#### WORK TO BE COMPLETED
Copy out all of the entries below without any change.

#### DATASET CONTENT
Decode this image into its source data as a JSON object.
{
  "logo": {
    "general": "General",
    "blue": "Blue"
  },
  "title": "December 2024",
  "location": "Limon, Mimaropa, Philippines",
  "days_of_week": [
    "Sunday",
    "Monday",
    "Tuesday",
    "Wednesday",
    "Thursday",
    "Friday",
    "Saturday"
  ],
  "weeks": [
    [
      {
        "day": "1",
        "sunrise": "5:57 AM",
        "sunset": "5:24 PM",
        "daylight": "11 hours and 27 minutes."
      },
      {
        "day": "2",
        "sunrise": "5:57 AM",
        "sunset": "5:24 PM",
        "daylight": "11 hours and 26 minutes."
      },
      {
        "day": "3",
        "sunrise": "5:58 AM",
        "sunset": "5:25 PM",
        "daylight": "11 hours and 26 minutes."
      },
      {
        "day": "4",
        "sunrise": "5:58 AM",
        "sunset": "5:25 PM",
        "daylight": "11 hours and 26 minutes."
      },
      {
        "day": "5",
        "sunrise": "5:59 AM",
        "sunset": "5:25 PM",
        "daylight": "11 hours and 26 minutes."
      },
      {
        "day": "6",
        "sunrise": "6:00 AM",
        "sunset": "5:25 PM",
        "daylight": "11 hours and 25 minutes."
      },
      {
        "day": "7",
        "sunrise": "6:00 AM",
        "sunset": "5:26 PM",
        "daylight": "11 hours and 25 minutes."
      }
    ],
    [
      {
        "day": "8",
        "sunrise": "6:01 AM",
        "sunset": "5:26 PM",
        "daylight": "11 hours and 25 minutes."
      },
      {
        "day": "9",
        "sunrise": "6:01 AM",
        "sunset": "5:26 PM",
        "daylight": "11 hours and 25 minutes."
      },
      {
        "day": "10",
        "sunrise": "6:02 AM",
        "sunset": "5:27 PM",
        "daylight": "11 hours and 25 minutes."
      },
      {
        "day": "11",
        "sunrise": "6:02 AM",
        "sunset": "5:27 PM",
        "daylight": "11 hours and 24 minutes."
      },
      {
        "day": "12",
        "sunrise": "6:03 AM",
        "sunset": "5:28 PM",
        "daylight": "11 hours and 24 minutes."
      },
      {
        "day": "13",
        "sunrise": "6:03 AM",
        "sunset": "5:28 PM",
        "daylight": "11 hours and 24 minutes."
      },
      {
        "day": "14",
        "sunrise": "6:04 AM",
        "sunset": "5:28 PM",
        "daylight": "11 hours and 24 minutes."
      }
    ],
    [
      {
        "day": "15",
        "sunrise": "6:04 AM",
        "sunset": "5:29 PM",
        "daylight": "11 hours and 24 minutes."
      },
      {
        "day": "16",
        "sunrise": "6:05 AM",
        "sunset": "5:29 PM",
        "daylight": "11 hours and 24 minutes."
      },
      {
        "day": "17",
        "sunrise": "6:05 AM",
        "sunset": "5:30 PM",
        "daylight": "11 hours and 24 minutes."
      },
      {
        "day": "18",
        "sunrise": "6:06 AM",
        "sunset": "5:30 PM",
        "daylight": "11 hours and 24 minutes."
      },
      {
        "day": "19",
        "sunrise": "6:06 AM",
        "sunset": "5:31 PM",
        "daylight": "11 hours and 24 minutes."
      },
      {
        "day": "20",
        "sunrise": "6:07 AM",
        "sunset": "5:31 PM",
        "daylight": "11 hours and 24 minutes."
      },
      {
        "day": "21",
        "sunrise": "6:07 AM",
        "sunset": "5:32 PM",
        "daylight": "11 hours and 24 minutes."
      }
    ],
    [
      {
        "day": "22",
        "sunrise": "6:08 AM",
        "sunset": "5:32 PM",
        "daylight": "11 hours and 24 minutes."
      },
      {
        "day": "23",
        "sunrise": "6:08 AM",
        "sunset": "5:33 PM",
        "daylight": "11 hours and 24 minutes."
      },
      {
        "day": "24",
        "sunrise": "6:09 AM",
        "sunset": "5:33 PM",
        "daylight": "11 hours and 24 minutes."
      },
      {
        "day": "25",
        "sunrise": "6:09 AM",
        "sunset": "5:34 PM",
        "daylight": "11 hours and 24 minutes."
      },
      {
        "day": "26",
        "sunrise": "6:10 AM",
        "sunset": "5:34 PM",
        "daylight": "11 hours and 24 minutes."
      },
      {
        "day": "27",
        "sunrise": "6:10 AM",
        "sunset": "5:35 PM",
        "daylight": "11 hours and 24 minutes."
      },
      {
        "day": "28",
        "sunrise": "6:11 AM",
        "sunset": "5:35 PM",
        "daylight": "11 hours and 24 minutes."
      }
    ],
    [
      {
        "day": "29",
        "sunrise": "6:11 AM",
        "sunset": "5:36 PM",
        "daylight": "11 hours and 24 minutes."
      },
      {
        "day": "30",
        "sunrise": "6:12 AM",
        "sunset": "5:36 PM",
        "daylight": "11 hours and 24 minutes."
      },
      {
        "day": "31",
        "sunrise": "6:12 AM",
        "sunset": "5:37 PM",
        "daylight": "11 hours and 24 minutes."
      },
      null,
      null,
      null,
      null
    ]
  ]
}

#### RESPONSE BOX
Decode this image into its source data as a JSON object.
{
  "logo": {
    "general": "General",
    "blue": "Blue"
  },
  "title": "December 2024",
  "location": "Limon, Mimaropa, Philippines",
  "days_of_week": [
    "Sunday",
    "Monday",
    "Tuesday",
    "Wednesday",
    "Thursday",
    "Friday",
    "Saturday"
  ],
  "weeks": [
    [
      {
        "day": "1",
        "sunrise": "5:57 AM",
        "sunset": "5:24 PM",
        "daylight": "11 hours and 27 minutes."
      },
      {
        "day": "2",
        "sunrise": "5:57 AM",
        "sunset": "5:24 PM",
        "daylight": "11 hours and 26 minutes."
      },
      {
        "day": "3",
        "sunrise": "5:58 AM",
        "sunset": "5:25 PM",
        "daylight": "11 hours and 26 minutes."
      },
      {
        "day": "4",
        "sunrise": "5:58 AM",
        "sunset": "5:25 PM",
        "daylight": "11 hours and 26 minutes."
      },
      {
        "day": "5",
        "sunrise": "5:59 AM",
        "sunset": "5:25 PM",
        "daylight": "11 hours and 26 minutes."
      },
      {
        "day": "6",
        "sunrise": "6:00 AM",
        "sunset": "5:25 PM",
        "daylight": "11 hours and 25 minutes."
      },
      {
        "day": "7",
        "sunrise": "6:00 AM",
        "sunset": "5:26 PM",
        "daylight": "11 hours and 25 minutes."
      }
    ],
    [
      {
        "day": "8",
        "sunrise": "6:01 AM",
        "sunset": "5:26 PM",
        "daylight": "11 hours and 25 minutes."
      },
      {
        "day": "9",
        "sunrise": "6:01 AM",
        "sunset": "5:26 PM",
        "daylight": "11 hours and 25 minutes."
      },
      {
        "day": "10",
        "sunrise": "6:02 AM",
        "sunset": "5:27 PM",
        "daylight": "11 hours and 25 minutes."
      },
      {
        "day": "11",
        "sunrise": "6:02 AM",
        "sunset": "5:27 PM",
        "daylight": "11 hours and 24 minutes."
      },
      {
        "day": "12",
        "sunrise": "6:03 AM",
        "sunset": "5:28 PM",
        "daylight": "11 hours and 24 minutes."
      },
      {
        "day": "13",
        "sunrise": "6:03 AM",
        "sunset": "5:28 PM",
        "daylight": "11 hours and 24 minutes."
      },
      {
        "day": "14",
        "sunrise": "6:04 AM",
        "sunset": "5:28 PM",
        "daylight": "11 hours and 24 minutes."
      }
    ],
    [
      {
        "day": "15",
        "sunrise": "6:04 AM",
        "sunset": "5:29 PM",
        "daylight": "11 hours and 24 minutes."
      },
      {
        "day": "16",
        "sunrise": "6:05 AM",
        "sunset": "5:29 PM",
        "daylight": "11 hours and 24 minutes."
      },
      {
        "day": "17",
        "sunrise": "6:05 AM",
        "sunset": "5:30 PM",
        "daylight": "11 hours and 24 minutes."
      },
      {
        "day": "18",
        "sunrise": "6:06 AM",
        "sunset": "5:30 PM",
        "daylight": "11 hours and 24 minutes."
      },
      {
        "day": "19",
        "sunrise": "6:06 AM",
        "sunset": "5:31 PM",
        "daylight": "11 hours and 24 minutes."
      },
      {
        "day": "20",
        "sunrise": "6:07 AM",
        "sunset": "5:31 PM",
        "daylight": "11 hours and 24 minutes."
      },
      {
        "day": "21",
        "sunrise": "6:07 AM",
        "sunset": "5:32 PM",
        "daylight": "11 hours and 24 minutes."
      }
    ],
    [
      {
        "day": "22",
        "sunrise": "6:08 AM",
        "sunset": "5:32 PM",
        "daylight": "11 hours and 24 minutes."
      },
      {
        "day": "23",
        "sunrise": "6:08 AM",
        "sunset": "5:33 PM",
        "daylight": "11 hours and 24 minutes."
      },
      {
        "day": "24",
        "sunrise": "6:09 AM",
        "sunset": "5:33 PM",
        "daylight": "11 hours and 24 minutes."
      },
      {
        "day": "25",
        "sunrise": "6:09 AM",
        "sunset": "5:34 PM",
        "daylight": "11 hours and 24 minutes."
      },
      {
        "day": "26",
        "sunrise": "6:10 AM",
        "sunset": "5:34 PM",
        "daylight": "11 hours and 24 minutes."
      },
      {
        "day": "27",
        "sunrise": "6:10 AM",
        "sunset": "5:35 PM",
        "daylight": "11 hours and 24 minutes."
      },
      {
        "day": "28",
        "sunrise": "6:11 AM",
        "sunset": "5:35 PM",
        "daylight": "11 hours and 24 minutes."
      }
    ],
    [
      {
        "day": "29",
        "sunrise": "6:11 AM",
        "sunset": "5:36 PM",
        "daylight": "11 hours and 24 minutes."
      },
      {
        "day": "30",
        "sunrise": "6:12 AM",
        "sunset": "5:36 PM",
        "daylight": "11 hours and 24 minutes."
      },
      {
        "day": "31",
        "sunrise": "6:12 AM",
        "sunset": "5:37 PM",
        "daylight": "11 hours and 24 minutes."
      },
      null,
      null,
      null,
      null
    ]
  ]
}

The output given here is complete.